GIVEN RECORDS Start Marker
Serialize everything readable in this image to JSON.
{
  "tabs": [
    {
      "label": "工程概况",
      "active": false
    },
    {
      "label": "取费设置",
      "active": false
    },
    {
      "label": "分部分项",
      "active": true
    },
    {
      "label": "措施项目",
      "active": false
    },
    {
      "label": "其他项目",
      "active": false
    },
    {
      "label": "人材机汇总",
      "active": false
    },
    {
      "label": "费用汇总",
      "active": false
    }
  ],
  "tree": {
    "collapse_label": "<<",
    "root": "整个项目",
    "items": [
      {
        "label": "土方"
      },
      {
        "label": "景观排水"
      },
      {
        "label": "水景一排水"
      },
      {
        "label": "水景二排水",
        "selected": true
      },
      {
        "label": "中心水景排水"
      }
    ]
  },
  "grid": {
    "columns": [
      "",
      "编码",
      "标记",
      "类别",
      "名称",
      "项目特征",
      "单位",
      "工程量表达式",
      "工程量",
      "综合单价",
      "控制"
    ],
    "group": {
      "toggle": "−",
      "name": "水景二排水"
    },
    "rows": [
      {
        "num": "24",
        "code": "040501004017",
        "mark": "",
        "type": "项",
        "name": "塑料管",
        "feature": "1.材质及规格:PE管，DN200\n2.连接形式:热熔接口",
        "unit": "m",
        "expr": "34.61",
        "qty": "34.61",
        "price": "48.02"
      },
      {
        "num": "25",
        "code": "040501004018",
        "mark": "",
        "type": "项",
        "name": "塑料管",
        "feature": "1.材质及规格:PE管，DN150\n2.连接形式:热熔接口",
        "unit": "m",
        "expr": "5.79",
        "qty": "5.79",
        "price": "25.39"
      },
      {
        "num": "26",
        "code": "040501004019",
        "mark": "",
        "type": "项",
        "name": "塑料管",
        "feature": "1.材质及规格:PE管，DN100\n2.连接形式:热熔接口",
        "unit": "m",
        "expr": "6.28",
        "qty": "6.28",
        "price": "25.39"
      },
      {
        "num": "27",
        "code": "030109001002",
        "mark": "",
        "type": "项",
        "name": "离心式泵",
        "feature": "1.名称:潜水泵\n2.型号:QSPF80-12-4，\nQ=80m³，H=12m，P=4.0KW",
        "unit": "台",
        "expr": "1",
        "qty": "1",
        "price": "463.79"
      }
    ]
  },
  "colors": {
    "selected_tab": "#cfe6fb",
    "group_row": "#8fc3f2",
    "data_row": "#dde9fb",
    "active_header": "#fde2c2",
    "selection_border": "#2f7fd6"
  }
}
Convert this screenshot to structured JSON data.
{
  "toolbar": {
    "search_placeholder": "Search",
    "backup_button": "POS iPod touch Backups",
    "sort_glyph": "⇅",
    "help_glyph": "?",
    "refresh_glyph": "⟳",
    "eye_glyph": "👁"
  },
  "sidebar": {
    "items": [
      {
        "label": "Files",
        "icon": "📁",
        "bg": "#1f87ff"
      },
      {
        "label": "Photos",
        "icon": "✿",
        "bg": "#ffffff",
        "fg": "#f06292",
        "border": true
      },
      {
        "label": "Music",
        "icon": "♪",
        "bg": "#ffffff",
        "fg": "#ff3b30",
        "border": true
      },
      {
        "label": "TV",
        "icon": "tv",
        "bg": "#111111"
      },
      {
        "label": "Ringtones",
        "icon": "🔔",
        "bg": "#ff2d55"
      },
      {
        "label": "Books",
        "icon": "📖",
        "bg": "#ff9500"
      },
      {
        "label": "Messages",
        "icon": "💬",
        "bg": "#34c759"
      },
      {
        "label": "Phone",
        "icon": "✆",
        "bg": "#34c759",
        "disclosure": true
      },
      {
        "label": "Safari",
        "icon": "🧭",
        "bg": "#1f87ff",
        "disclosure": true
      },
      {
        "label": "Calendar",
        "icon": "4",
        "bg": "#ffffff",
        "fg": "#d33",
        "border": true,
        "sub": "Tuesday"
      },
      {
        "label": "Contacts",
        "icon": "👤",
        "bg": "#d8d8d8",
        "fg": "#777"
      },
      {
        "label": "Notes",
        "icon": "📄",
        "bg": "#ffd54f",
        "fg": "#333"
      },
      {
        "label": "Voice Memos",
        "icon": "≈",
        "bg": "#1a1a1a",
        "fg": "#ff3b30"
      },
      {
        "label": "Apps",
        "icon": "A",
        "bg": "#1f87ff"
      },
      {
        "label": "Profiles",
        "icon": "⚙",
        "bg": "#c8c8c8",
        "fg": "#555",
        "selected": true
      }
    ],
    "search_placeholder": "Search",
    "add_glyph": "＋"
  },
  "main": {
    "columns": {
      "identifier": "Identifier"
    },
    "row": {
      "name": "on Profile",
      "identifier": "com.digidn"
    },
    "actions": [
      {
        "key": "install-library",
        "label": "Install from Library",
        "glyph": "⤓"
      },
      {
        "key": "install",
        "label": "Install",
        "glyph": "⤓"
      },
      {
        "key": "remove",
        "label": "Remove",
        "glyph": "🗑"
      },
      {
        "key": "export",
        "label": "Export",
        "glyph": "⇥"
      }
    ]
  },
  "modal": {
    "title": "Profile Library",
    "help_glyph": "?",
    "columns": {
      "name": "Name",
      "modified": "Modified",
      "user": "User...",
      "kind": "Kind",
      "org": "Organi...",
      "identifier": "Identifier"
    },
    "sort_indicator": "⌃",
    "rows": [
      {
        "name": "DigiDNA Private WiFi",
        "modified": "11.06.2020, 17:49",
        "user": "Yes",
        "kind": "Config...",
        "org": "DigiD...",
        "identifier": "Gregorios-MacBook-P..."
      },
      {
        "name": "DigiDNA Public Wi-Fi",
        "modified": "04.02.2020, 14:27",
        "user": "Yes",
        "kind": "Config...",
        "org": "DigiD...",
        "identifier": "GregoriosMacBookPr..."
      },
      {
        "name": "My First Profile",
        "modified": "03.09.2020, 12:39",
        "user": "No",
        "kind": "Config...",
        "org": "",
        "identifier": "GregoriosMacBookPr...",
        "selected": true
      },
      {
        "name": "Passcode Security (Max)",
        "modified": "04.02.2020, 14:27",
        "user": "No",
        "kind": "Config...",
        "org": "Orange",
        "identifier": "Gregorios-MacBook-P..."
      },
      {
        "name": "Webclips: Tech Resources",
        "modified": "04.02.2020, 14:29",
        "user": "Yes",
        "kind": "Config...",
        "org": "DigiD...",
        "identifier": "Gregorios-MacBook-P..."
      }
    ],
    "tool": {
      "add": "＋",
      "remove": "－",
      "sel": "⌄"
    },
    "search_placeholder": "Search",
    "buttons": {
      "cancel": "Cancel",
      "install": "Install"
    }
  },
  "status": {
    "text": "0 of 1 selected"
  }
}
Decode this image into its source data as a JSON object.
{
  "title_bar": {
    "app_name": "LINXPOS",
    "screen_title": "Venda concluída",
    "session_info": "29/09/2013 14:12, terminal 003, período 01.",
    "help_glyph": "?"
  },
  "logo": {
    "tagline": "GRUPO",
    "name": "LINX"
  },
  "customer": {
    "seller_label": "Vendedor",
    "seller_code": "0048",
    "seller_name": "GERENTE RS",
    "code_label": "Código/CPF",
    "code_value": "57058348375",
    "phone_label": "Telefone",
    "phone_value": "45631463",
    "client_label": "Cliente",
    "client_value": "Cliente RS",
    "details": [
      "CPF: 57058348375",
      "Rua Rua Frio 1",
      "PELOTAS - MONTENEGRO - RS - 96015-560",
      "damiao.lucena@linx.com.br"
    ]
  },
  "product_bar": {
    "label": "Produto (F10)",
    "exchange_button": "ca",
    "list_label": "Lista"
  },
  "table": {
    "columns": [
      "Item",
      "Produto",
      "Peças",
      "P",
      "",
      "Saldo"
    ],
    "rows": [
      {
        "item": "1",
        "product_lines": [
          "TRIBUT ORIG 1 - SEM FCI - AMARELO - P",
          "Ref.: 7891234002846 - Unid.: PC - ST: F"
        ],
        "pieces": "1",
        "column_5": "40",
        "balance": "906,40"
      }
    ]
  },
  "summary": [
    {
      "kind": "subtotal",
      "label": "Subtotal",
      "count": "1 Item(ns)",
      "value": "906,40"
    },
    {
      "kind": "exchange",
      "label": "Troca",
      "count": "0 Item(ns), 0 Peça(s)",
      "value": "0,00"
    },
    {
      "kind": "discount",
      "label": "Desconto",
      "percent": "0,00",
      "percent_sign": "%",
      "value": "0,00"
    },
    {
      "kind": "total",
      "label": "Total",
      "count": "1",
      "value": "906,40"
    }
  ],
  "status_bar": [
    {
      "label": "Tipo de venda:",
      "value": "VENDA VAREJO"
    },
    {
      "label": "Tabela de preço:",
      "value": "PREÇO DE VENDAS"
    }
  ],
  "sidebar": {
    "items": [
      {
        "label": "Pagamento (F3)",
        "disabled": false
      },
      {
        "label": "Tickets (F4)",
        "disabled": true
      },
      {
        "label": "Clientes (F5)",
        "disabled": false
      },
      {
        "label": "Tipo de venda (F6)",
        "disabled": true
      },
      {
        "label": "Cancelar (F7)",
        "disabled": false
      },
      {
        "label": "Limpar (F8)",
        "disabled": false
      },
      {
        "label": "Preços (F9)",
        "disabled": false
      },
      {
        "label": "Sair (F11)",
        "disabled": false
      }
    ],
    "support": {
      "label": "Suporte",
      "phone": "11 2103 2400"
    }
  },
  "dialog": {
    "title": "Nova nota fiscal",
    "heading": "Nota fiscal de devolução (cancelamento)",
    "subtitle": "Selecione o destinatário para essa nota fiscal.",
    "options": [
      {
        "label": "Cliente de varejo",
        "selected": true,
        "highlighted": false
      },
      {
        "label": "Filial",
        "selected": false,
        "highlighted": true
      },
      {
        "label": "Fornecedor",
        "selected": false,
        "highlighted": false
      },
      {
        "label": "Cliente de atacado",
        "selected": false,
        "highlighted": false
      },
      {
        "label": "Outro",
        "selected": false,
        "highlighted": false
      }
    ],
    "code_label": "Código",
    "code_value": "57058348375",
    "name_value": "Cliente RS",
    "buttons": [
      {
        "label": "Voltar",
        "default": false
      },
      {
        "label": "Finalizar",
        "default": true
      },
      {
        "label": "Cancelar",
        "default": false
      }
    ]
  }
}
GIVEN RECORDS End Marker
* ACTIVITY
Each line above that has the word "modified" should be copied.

* EXERCISE ANSWER
      "modified": "Modified",
        "modified": "11.06.2020, 17:49",
        "modified": "04.02.2020, 14:27",
        "modified": "03.09.2020, 12:39",
        "modified": "04.02.2020, 14:27",
        "modified": "04.02.2020, 14:29",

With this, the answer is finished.